The people of the MotoGP paddock were extremely enthusiastic about their return to Indonesia. The series had long-wanted to return to a country that is at the heart of the MotoGP fanbase in Southeast Asia.
Once at Mandalika, the teams and riders loved the setting and the scenery, and were very positive about the layout of the track. It was fast, and it was fun. They were less happy about the surface of the track.
It was filthy on arrival, with mud and dust all over the track, and the riders were forced to make laps on the first day of the test to clean it up, creating a single racing line. Once clean, the track had plenty of grip.
However, that exposed a different problem. The surface was wearing very rapidly, especially in high acceleration and braking areas like the first and last corner.
The aggregate was breaking up, pulling stones and stone chips out of the surface, and throwing them up into the faces and bodies of following riders.
Pecco Bagnaia showed off a large welt on his arm, where he had been struck by a loose stone, Alex Marquez showed us a similar mark in his throat during his zoom debrief, and many riders, among them Fabio Quartararo, complained of having stones thrown up into their necks, especially.
The problem, according to specialists involved in track design, is the aggregate used in construction contained stones that are too soft.
These stones were already crushed in the process of laying the surface, and the forces generated by MotoGP bikes were pulling these stones out of the surface and throwing them up into the path of the riders behind.
The issue wasn’t unique to MotoGP. Now retired Ducati WorldSBK rider Chaz Davies noted on Twitter that they had suffered similar problems when the production series visited the track back in November last year.
In the Safety Commission held at Mandalika, the riders demanded action. Initially, they had asked for the race to be moved to July, giving the track enough time to be resurfaced, but that request was rejected.
However, conditions were so severe, that something had to be done.
Today, the FIM announced that the Indonesia Tourism Development Corporation, which is running the Mandalika project, have agreed to resurface part of the track from Turn 17 (the final corner) through to Turn 5.
This is the area where the problems with stones were the worst. The resurfacing work is to be carried out before the Indonesian MotoGP due to be held on March 20th.
In addition, the ITDC will oversee preparation of the entire surface, ensuring it is clean and in good enough shape to host a grand prix.
Four weeks is very short notice to resurface a track. A significant amount of effort will be needed to make it happen, but there is a lot of construction still happening at the site, as building on infrastructure in the region continues.
That is also leading to disputes with local landowners, as farmers are being bought out of their properties, but the Indonesian system of ‘Konsinyasi’ means that disputes over purchase amounts leave them without land and without the money they are owed for significant periods of time.
For farmers living close to subsistence levels, this has made life very difficult, with cases being highlighted in Indonesian media.
The lack of infrastructure is a problem in other ways too.
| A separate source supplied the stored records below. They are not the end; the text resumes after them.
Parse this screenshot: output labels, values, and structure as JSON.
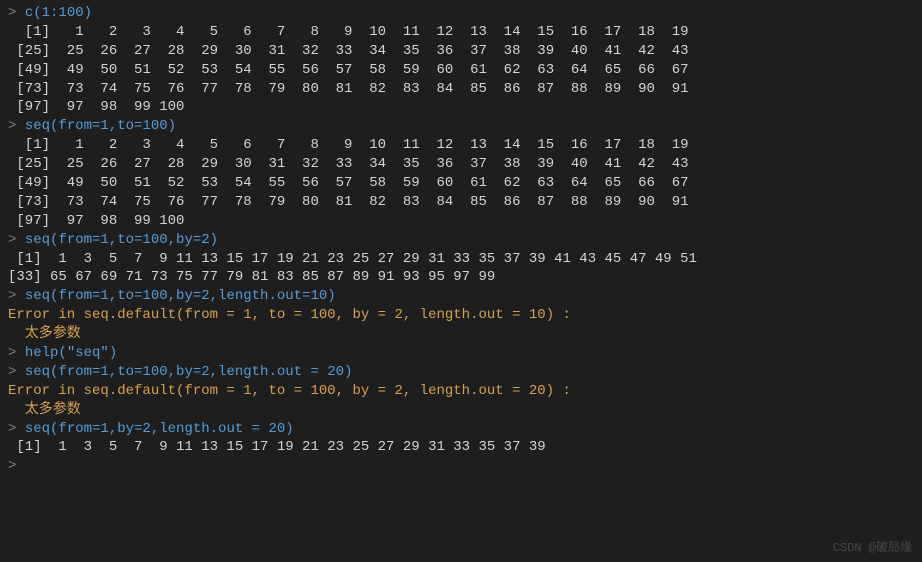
{
  "lines": [
    {
      "t": "cmd",
      "prompt": "> ",
      "code": "c(1:100)"
    },
    {
      "t": "out",
      "text": "  [1]   1   2   3   4   5   6   7   8   9  10  11  12  13  14  15  16  17  18  19"
    },
    {
      "t": "out",
      "text": " [25]  25  26  27  28  29  30  31  32  33  34  35  36  37  38  39  40  41  42  43"
    },
    {
      "t": "out",
      "text": " [49]  49  50  51  52  53  54  55  56  57  58  59  60  61  62  63  64  65  66  67"
    },
    {
      "t": "out",
      "text": " [73]  73  74  75  76  77  78  79  80  81  82  83  84  85  86  87  88  89  90  91"
    },
    {
      "t": "out",
      "text": " [97]  97  98  99 100"
    },
    {
      "t": "cmd",
      "prompt": "> ",
      "code": "seq(from=1,to=100)"
    },
    {
      "t": "out",
      "text": "  [1]   1   2   3   4   5   6   7   8   9  10  11  12  13  14  15  16  17  18  19"
    },
    {
      "t": "out",
      "text": " [25]  25  26  27  28  29  30  31  32  33  34  35  36  37  38  39  40  41  42  43"
    },
    {
      "t": "out",
      "text": " [49]  49  50  51  52  53  54  55  56  57  58  59  60  61  62  63  64  65  66  67"
    },
    {
      "t": "out",
      "text": " [73]  73  74  75  76  77  78  79  80  81  82  83  84  85  86  87  88  89  90  91"
    },
    {
      "t": "out",
      "text": " [97]  97  98  99 100"
    },
    {
      "t": "cmd",
      "prompt": "> ",
      "code": "seq(from=1,to=100,by=2)"
    },
    {
      "t": "out",
      "text": " [1]  1  3  5  7  9 11 13 15 17 19 21 23 25 27 29 31 33 35 37 39 41 43 45 47 49 51"
    },
    {
      "t": "out",
      "text": "[33] 65 67 69 71 73 75 77 79 81 83 85 87 89 91 93 95 97 99"
    },
    {
      "t": "cmd",
      "prompt": "> ",
      "code": "seq(from=1,to=100,by=2,length.out=10)"
    },
    {
      "t": "err",
      "text": "Error in seq.default(from = 1, to = 100, by = 2, length.out = 10) :"
    },
    {
      "t": "err",
      "text": "  太多参数"
    },
    {
      "t": "cmd",
      "prompt": "> ",
      "code": "help(\"seq\")"
    },
    {
      "t": "cmd",
      "prompt": "> ",
      "code": "seq(from=1,to=100,by=2,length.out = 20)"
    },
    {
      "t": "err",
      "text": "Error in seq.default(from = 1, to = 100, by = 2, length.out = 20) :"
    },
    {
      "t": "err",
      "text": "  太多参数"
    },
    {
      "t": "cmd",
      "prompt": "> ",
      "code": "seq(from=1,by=2,length.out = 20)"
    },
    {
      "t": "out",
      "text": " [1]  1  3  5  7  9 11 13 15 17 19 21 23 25 27 29 31 33 35 37 39"
    },
    {
      "t": "cmd",
      "prompt": "> ",
      "code": ""
    }
  ],
  "watermark": "CSDN @破局缘"
}
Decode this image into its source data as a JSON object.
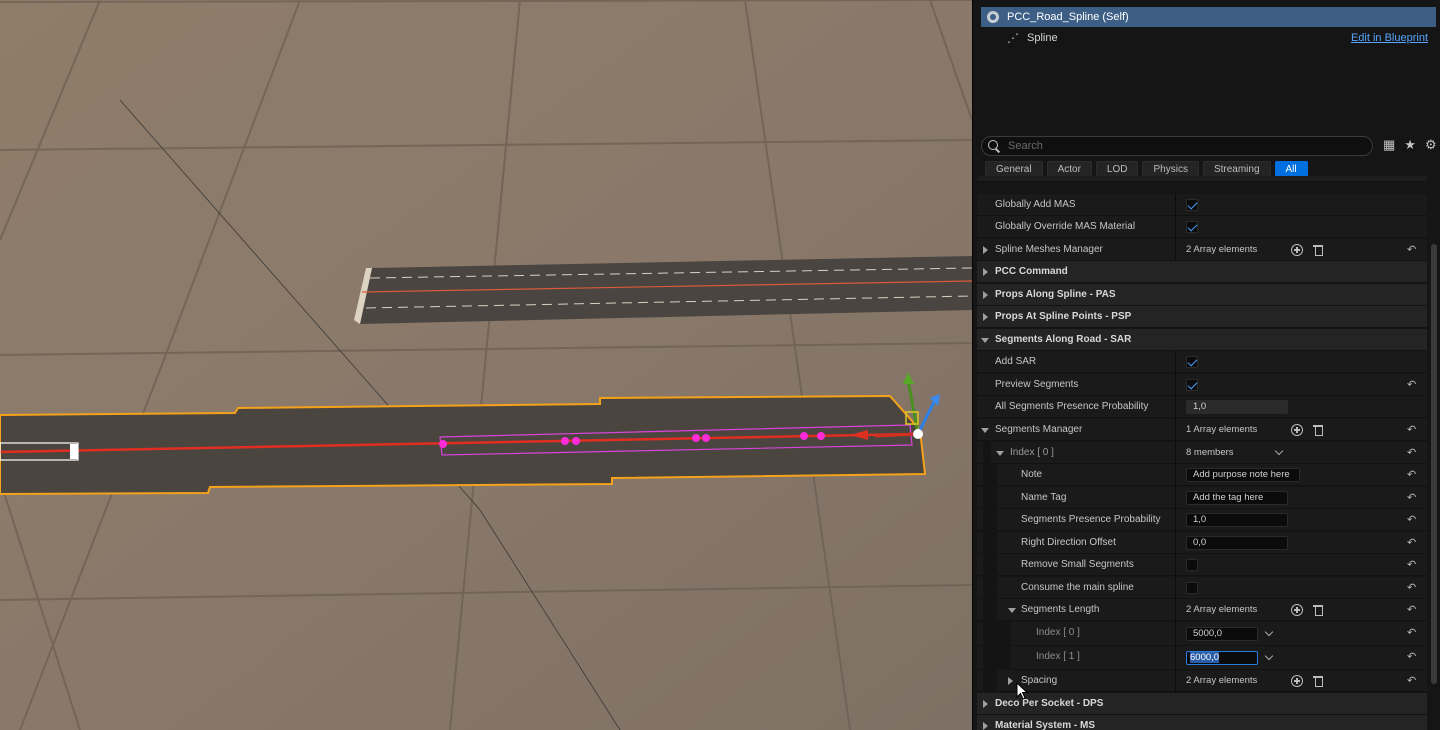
{
  "components": {
    "self": "PCC_Road_Spline (Self)",
    "child": "Spline",
    "edit_link": "Edit in Blueprint"
  },
  "search": {
    "placeholder": "Search"
  },
  "top_icons": [
    "table-view-icon",
    "star-icon",
    "settings-icon"
  ],
  "tabs": [
    "General",
    "Actor",
    "LOD",
    "Physics",
    "Streaming",
    "All"
  ],
  "active_tab": "All",
  "rows": [
    {
      "label": "Globally Add MAS",
      "kind": "check",
      "checked": true
    },
    {
      "label": "Globally Override MAS Material",
      "kind": "check",
      "checked": true
    },
    {
      "label": "Spline Meshes Manager",
      "kind": "array",
      "value": "2 Array elements"
    },
    {
      "label": "PCC Command",
      "kind": "cat"
    },
    {
      "label": "Props Along Spline - PAS",
      "kind": "cat"
    },
    {
      "label": "Props At Spline Points - PSP",
      "kind": "cat"
    },
    {
      "label": "Segments Along Road - SAR",
      "kind": "cat"
    },
    {
      "label": "Add SAR",
      "kind": "check",
      "checked": true
    },
    {
      "label": "Preview Segments",
      "kind": "check",
      "checked": true
    },
    {
      "label": "All Segments Presence Probability",
      "kind": "text",
      "value": "1,0"
    },
    {
      "label": "Segments Manager",
      "kind": "array",
      "value": "1 Array elements"
    },
    {
      "label": "Index [ 0 ]",
      "kind": "members",
      "value": "8 members"
    },
    {
      "label": "Note",
      "kind": "text",
      "value": "Add purpose note here"
    },
    {
      "label": "Name Tag",
      "kind": "text",
      "value": "Add the tag here"
    },
    {
      "label": "Segments Presence Probability",
      "kind": "text",
      "value": "1,0"
    },
    {
      "label": "Right Direction Offset",
      "kind": "text",
      "value": "0,0"
    },
    {
      "label": "Remove Small Segments",
      "kind": "check",
      "checked": false
    },
    {
      "label": "Consume the main spline",
      "kind": "check",
      "checked": false
    },
    {
      "label": "Segments Length",
      "kind": "array",
      "value": "2 Array elements"
    },
    {
      "label": "Index [ 0 ]",
      "kind": "num",
      "value": "5000,0"
    },
    {
      "label": "Index [ 1 ]",
      "kind": "num",
      "value": "6000,0"
    },
    {
      "label": "Spacing",
      "kind": "array",
      "value": "2 Array elements"
    },
    {
      "label": "Deco Per Socket - DPS",
      "kind": "cat"
    },
    {
      "label": "Material System - MS",
      "kind": "cat"
    }
  ]
}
Accommodations in the area are very limited, and the roads in the surrounding area are also still under construction.
MotoGP needs to go to Indonesia, because of the outsized importance of the market for the sport. But, there is still a lot of work to do before the area around the track can cope with the massive influx of people, including fans and team staff, that hosting a race involves.
Photo: Ducati Corse